Assignment: A single number is expected: the count of lines in the entries below that contain "icon".

Task inputs: Begin

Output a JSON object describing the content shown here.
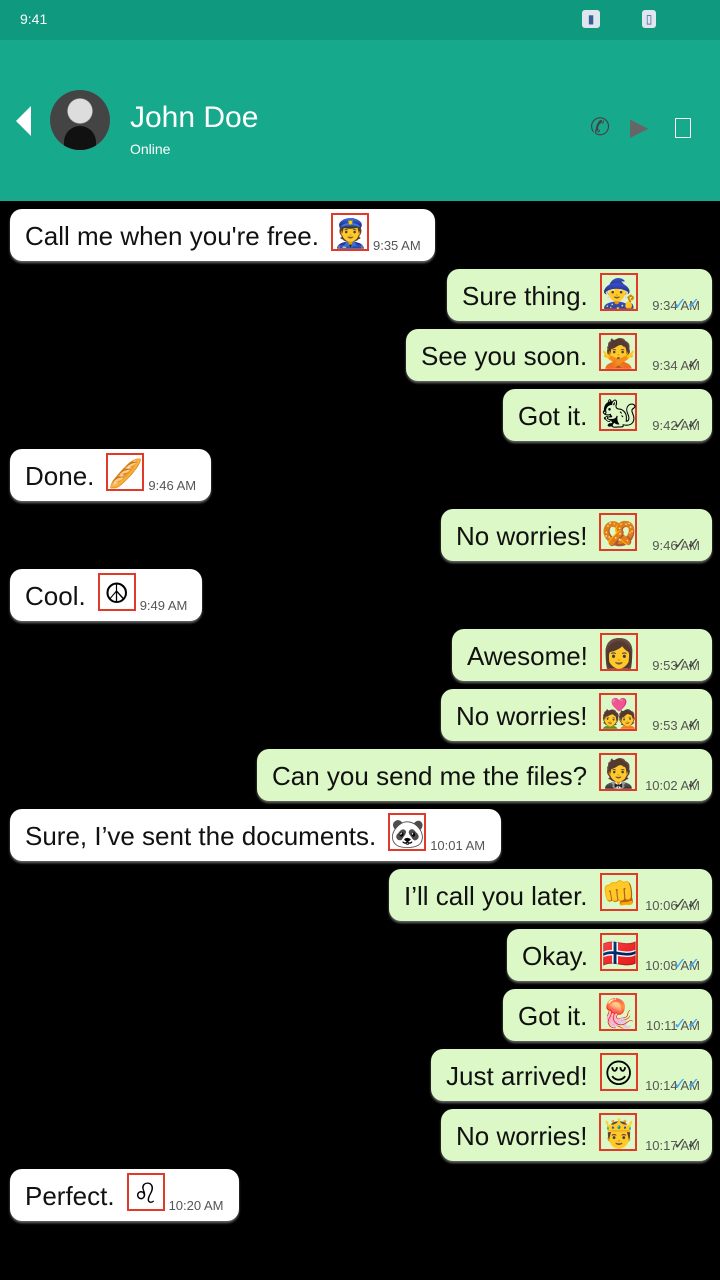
{
  "status_bar": {
    "time": "9:41",
    "signal_icon": "signal-icon",
    "battery_icon": "battery-icon"
  },
  "header": {
    "contact_name": "John Doe",
    "contact_status": "Online",
    "back_icon": "back-arrow-icon",
    "phone_icon": "phone-icon",
    "video_icon": "video-camera-icon",
    "menu_icon": "menu-icon"
  },
  "colors": {
    "header": "#17a98c",
    "status_bar": "#0f9a80",
    "outgoing": "#dcf8c6",
    "incoming": "#ffffff",
    "read_tick": "#42a5f5"
  },
  "messages": [
    {
      "direction": "in",
      "text": "Call me when you're free.",
      "emoji": "👮",
      "time": "9:35 AM"
    },
    {
      "direction": "out",
      "text": "Sure thing.",
      "emoji": "🧙",
      "time": "9:34 AM",
      "status": "read"
    },
    {
      "direction": "out",
      "text": "See you soon.",
      "emoji": "🙅",
      "time": "9:34 AM",
      "status": "sent"
    },
    {
      "direction": "out",
      "text": "Got it.",
      "emoji": "🐿",
      "time": "9:42 AM",
      "status": "delivered"
    },
    {
      "direction": "in",
      "text": "Done.",
      "emoji": "🥖",
      "time": "9:46 AM"
    },
    {
      "direction": "out",
      "text": "No worries!",
      "emoji": "🥨",
      "time": "9:46 AM",
      "status": "delivered"
    },
    {
      "direction": "in",
      "text": "Cool.",
      "emoji": "☮",
      "time": "9:49 AM"
    },
    {
      "direction": "out",
      "text": "Awesome!",
      "emoji": "👩",
      "time": "9:53 AM",
      "status": "delivered"
    },
    {
      "direction": "out",
      "text": "No worries!",
      "emoji": "💑",
      "time": "9:53 AM",
      "status": "sent"
    },
    {
      "direction": "out",
      "text": "Can you send me the files?",
      "emoji": "🤵",
      "time": "10:02 AM",
      "status": "sent"
    },
    {
      "direction": "in",
      "text": "Sure, I’ve sent the documents.",
      "emoji": "🐼",
      "time": "10:01 AM"
    },
    {
      "direction": "out",
      "text": "I’ll call you later.",
      "emoji": "👊",
      "time": "10:06 AM",
      "status": "delivered"
    },
    {
      "direction": "out",
      "text": "Okay.",
      "emoji": "🇳🇴",
      "time": "10:08 AM",
      "status": "read"
    },
    {
      "direction": "out",
      "text": "Got it.",
      "emoji": "🪼",
      "time": "10:11 AM",
      "status": "read"
    },
    {
      "direction": "out",
      "text": "Just arrived!",
      "emoji": "😌",
      "time": "10:14 AM",
      "status": "read"
    },
    {
      "direction": "out",
      "text": "No worries!",
      "emoji": "🤴",
      "time": "10:17 AM",
      "status": "delivered"
    },
    {
      "direction": "in",
      "text": "Perfect.",
      "emoji": "♌",
      "time": "10:20 AM"
    }
  ]
}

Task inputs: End

The completed task: 6